_Brief_: Which lines of the entries below include "volume"? List them all.

_Data excerpts_:
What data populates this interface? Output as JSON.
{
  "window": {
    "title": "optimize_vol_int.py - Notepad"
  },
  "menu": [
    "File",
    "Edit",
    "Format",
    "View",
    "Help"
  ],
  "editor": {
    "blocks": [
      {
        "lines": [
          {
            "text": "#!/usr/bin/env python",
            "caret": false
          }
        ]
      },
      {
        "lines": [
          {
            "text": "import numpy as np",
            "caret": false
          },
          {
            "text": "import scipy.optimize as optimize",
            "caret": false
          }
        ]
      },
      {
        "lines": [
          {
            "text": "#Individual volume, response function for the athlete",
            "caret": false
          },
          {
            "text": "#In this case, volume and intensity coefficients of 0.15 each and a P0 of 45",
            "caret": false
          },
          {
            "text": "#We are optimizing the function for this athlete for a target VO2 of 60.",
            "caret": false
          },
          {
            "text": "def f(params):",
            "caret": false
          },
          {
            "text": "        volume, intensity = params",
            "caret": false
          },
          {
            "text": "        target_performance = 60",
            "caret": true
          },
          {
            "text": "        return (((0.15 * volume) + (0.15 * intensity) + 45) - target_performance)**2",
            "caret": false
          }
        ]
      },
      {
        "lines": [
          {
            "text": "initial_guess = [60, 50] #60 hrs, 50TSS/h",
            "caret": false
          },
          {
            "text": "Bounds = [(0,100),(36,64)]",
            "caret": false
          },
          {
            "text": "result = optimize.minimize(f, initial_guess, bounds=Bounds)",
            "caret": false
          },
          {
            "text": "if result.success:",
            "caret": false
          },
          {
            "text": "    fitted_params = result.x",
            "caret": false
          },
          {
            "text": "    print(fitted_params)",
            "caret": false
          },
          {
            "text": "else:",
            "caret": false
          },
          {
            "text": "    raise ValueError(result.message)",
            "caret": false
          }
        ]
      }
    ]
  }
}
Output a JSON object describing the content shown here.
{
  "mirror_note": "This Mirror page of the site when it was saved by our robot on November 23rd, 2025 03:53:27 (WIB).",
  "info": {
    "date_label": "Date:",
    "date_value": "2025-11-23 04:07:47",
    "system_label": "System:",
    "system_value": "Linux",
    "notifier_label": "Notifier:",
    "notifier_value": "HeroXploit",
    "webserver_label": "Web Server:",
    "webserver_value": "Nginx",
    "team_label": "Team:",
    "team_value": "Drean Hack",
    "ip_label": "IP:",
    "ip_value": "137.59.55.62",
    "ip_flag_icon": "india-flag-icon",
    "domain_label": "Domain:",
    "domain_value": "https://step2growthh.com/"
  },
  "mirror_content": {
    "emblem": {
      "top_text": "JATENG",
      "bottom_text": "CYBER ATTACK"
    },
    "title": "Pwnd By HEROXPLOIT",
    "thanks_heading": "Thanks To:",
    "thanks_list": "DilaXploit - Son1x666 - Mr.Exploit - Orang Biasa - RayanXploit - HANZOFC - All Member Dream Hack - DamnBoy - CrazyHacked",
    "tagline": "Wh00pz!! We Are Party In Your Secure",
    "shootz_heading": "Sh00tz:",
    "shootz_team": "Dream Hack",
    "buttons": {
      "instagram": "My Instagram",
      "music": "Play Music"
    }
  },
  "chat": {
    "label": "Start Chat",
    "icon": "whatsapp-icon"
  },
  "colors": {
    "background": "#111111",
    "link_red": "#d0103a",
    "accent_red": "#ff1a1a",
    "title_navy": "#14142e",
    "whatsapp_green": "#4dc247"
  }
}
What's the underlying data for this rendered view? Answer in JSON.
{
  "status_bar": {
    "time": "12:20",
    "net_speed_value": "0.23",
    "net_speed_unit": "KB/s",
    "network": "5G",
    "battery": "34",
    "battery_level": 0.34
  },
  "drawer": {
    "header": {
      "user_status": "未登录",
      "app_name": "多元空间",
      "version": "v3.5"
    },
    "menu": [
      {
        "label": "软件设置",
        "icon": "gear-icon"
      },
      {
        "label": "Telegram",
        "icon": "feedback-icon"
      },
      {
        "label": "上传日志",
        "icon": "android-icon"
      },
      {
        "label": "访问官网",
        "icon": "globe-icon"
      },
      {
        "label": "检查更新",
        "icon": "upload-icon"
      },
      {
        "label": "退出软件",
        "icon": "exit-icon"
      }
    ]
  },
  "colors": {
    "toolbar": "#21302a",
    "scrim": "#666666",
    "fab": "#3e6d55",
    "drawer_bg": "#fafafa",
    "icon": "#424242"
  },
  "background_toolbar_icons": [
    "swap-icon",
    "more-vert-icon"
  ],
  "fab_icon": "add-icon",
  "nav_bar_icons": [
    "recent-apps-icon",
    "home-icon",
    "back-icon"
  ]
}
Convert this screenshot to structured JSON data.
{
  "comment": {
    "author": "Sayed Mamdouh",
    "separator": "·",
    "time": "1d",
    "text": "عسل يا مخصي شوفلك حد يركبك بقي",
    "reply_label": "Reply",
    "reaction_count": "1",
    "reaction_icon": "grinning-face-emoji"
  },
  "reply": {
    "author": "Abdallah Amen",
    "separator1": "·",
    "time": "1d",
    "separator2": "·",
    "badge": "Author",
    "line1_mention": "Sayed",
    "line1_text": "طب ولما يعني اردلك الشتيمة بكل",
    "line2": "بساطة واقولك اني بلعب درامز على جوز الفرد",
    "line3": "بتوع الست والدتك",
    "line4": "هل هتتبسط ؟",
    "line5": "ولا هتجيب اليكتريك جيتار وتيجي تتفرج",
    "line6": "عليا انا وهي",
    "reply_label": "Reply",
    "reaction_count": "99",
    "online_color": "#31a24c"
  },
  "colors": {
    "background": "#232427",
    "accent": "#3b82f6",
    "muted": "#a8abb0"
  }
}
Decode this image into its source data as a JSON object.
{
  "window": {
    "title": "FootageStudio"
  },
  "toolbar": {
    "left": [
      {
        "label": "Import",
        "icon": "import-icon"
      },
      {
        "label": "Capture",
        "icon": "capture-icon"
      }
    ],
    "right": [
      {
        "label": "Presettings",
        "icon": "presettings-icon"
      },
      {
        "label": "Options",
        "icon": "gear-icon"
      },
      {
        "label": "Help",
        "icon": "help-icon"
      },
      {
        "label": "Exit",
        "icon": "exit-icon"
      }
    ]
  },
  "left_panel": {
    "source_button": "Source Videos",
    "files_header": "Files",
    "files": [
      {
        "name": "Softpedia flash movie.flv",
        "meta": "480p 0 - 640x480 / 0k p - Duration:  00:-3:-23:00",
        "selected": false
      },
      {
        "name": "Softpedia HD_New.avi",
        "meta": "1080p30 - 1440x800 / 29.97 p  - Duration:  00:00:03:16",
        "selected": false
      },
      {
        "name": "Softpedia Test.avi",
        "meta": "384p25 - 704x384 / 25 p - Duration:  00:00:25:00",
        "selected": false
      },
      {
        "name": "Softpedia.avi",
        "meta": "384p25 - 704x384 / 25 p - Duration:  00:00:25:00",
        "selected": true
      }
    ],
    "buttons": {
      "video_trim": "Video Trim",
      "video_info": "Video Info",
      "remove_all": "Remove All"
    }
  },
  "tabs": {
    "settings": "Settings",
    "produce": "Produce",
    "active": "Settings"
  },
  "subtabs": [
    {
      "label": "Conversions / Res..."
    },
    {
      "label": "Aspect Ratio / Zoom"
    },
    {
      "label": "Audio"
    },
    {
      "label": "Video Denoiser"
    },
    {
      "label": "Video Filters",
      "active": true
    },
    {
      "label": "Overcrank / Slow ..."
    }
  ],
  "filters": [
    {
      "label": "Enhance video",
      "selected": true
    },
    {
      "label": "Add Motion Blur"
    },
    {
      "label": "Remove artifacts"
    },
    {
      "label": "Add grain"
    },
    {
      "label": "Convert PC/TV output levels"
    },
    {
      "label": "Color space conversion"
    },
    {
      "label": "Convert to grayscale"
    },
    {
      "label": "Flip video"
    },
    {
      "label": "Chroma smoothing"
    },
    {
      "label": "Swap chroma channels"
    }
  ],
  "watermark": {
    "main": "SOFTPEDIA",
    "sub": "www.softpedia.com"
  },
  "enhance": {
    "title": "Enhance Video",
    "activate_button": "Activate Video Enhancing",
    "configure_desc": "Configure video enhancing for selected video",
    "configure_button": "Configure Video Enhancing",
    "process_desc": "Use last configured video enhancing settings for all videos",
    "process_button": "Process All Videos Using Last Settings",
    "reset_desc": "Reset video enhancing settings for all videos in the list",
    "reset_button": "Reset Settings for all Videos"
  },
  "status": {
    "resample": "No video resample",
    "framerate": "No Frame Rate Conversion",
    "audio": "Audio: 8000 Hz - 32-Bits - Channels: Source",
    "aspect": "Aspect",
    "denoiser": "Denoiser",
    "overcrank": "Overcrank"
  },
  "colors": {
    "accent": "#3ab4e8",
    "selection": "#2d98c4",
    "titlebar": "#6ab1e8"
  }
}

_Exercise output_:
            "text": "#Individual volume, response function for the athlete",
            "text": "#In this case, volume and intensity coefficients of 0.15 each and a P0 of 45",
            "text": "        volume, intensity = params",
            "text": "        return (((0.15 * volume) + (0.15 * intensity) + 45) - target_performance)**2",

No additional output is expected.